If you look at all three of my HDR capitol photos over the last few days, you will see an attempt at achieving perfect symmetry in my composition. Frankly, I’m a bit obsessive about it and I spend considerable time in framing the photo trying to get the lines perfect and if they aren’t perfect, I fix them in the crop. Good or bad? I don’t know. But in capitol building architecture there seems to be plenty of balance and symmetry and my photos strive to capture that.
I had mentioned yesterday that I didn’t get enough time in the Minnesota state capitol building the other day. I made up for that by going back late yesterday morning. I knew when I went that I was going to take several series of photos with my camera on a tripod so that I could later process them into high dynamic range photos (HDR).
This photo was taken on the second floor looking west. One of the things I like about the way the camera interprets this space is the way it sees color. The columns and the stairs are lit by a skylight but the space behind the columns is lit by incandescent lighting. The space behind the columns is warm and the columns are a cooler gray due to this lighting.
The other thing I like in this photo is the amount of texture that is present. I think that texture can be both something you feel (such as the tops of the Corinthian columns) and can be something you see (such as the variegated stone in the columns.) And there is plenty of both in this scene.
I will be posting at least two more from my “Minnesota State Capitol” series. I hope you like HDR architecture.
Some of my photo/media students and I made a short stop at the Minnesota state capitol building recently. This is the kind of place I’d spend a few hour photographing, not 15 minutes. But we were on a tight schedule.
But during my time I did capture a few photos of this beautiful structure, including this HDR photo of the dome from floor level.
I used the HDR mode on my Canon 5DIII for a series of shots in the CNN Center because there was a sizable difference between the very bright part of this interior (above and to the left of the CNN sign) and the relatively dark part (underneath the canopies a little to my right.)
I could have gone with a photo-realistic treatment of this scene when I processed the shots in Aperture/NIK HDR Efex Pro 2 but I picked one that gives this a bit of a cartoonish look. Do I like it? I’m not sure. What do you think? Be honest. . . .
(The people at the table in front of me are photographers who are/were attending the ImagingUSA conference. I didn’t get a model release because this is a public space and they had no expectation of privacy. I do believe I’m on the right side of the law.)
This is deja vu all over again, given that I have already posted an HDR photo of this tree. I moved closer to the tree for this shot and I used a slightly different HDR process to make this picture. And Monet painted the same thing over and over and look where it got him. . . .
Nature provides the canvas, the subject and the paint. The photographer furnishes the frame. And the technological medium applied by the photographer sometimes enhances what nature provides and often diminishes it.
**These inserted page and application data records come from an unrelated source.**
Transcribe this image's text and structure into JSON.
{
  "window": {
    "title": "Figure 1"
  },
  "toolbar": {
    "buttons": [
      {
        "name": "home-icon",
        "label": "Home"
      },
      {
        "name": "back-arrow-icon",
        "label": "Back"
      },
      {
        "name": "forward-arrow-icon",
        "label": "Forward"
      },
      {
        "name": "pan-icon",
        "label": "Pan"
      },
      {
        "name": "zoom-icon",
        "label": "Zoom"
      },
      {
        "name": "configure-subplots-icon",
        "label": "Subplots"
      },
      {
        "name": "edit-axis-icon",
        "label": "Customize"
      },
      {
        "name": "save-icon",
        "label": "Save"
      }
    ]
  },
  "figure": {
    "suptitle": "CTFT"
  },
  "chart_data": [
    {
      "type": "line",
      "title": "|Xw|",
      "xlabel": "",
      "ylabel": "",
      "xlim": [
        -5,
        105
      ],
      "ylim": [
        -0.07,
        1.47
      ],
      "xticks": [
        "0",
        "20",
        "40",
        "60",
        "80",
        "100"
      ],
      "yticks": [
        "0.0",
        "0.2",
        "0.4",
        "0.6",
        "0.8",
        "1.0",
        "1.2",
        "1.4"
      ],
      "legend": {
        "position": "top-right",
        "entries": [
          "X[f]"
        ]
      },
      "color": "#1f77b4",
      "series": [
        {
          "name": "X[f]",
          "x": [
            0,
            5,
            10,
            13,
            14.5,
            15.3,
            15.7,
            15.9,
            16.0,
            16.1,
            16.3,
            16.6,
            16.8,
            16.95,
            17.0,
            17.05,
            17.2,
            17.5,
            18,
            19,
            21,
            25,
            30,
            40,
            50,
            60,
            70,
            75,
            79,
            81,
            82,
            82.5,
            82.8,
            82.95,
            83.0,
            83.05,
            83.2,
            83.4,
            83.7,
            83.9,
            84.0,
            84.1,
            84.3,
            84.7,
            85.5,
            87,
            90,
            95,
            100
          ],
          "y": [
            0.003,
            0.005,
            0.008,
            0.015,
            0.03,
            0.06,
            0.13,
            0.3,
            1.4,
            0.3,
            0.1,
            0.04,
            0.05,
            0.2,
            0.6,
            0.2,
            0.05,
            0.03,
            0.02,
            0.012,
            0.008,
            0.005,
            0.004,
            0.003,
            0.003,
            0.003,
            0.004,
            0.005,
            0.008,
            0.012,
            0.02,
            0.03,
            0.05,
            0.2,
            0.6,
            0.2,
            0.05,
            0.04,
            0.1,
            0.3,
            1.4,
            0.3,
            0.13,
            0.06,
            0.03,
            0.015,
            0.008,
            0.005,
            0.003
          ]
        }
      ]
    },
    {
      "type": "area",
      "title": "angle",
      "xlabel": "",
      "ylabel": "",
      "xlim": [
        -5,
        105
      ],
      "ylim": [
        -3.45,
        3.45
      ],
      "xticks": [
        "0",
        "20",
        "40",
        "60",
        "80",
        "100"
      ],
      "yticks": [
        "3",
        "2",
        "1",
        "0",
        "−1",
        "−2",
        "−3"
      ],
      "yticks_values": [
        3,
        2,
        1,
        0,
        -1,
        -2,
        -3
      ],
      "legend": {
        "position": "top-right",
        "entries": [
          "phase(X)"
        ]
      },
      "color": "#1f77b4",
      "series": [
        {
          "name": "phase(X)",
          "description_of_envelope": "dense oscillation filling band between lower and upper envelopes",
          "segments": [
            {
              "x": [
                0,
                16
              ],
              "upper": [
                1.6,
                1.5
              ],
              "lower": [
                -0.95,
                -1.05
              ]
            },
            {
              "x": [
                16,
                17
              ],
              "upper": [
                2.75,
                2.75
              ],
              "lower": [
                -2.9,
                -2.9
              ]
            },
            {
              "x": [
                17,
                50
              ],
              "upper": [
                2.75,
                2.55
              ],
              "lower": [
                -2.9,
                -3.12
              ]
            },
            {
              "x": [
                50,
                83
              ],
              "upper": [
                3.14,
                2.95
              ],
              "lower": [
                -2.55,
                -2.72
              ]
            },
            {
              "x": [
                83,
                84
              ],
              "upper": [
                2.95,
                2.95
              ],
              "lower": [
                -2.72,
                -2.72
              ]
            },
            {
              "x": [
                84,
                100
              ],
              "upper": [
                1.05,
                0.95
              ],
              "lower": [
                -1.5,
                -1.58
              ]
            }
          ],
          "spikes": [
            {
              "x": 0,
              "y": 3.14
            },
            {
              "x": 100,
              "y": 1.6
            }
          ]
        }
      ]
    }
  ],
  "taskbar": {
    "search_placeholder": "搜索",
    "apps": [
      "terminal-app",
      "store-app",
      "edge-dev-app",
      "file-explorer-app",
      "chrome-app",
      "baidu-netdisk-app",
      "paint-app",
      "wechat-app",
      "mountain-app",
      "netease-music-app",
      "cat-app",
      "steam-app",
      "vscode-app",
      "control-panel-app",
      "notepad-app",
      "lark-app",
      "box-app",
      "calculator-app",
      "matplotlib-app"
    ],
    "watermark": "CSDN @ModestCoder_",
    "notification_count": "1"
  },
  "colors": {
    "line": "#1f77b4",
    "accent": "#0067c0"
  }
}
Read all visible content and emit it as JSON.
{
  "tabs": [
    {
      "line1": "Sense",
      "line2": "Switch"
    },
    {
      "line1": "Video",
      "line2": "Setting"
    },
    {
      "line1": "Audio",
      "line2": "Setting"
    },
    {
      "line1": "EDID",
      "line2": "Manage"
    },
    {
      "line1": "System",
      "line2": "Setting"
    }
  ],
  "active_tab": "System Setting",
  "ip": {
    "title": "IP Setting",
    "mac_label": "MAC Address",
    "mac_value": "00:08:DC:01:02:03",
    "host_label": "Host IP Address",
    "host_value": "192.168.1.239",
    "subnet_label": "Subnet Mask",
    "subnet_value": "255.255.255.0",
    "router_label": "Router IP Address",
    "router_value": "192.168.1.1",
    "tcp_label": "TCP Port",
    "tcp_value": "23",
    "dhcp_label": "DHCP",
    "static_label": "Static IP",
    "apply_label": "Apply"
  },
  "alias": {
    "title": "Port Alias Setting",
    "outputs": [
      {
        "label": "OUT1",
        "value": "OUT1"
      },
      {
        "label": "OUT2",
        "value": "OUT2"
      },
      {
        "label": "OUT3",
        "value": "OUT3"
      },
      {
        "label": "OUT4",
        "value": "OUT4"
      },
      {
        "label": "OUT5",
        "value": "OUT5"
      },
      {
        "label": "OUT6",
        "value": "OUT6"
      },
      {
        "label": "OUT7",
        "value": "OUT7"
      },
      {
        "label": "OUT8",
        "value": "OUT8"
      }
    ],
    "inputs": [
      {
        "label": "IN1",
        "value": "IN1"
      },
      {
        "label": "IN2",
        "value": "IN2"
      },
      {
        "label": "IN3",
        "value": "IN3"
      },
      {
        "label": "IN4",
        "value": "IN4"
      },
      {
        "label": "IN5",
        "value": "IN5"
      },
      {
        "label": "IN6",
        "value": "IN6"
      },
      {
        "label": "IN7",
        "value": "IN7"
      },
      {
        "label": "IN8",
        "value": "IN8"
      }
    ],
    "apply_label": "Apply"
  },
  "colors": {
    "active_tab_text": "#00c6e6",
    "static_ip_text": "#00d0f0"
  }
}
You’ll make your own judgements about this particular photo. All I can say is that this place is one of my favorite places on earth and my feelings affect what I see and do here. Every time.
This is another HDR photo taken on the same outing as “Back To Lonesome Lake.” This one was taken 15 minutes before the Lonesome lake photo. At sunset, a minute or can be significant in the look you get. And, as I think you can see, 15 minutes can be worlds apart as far and the light and cloud cover are concerned.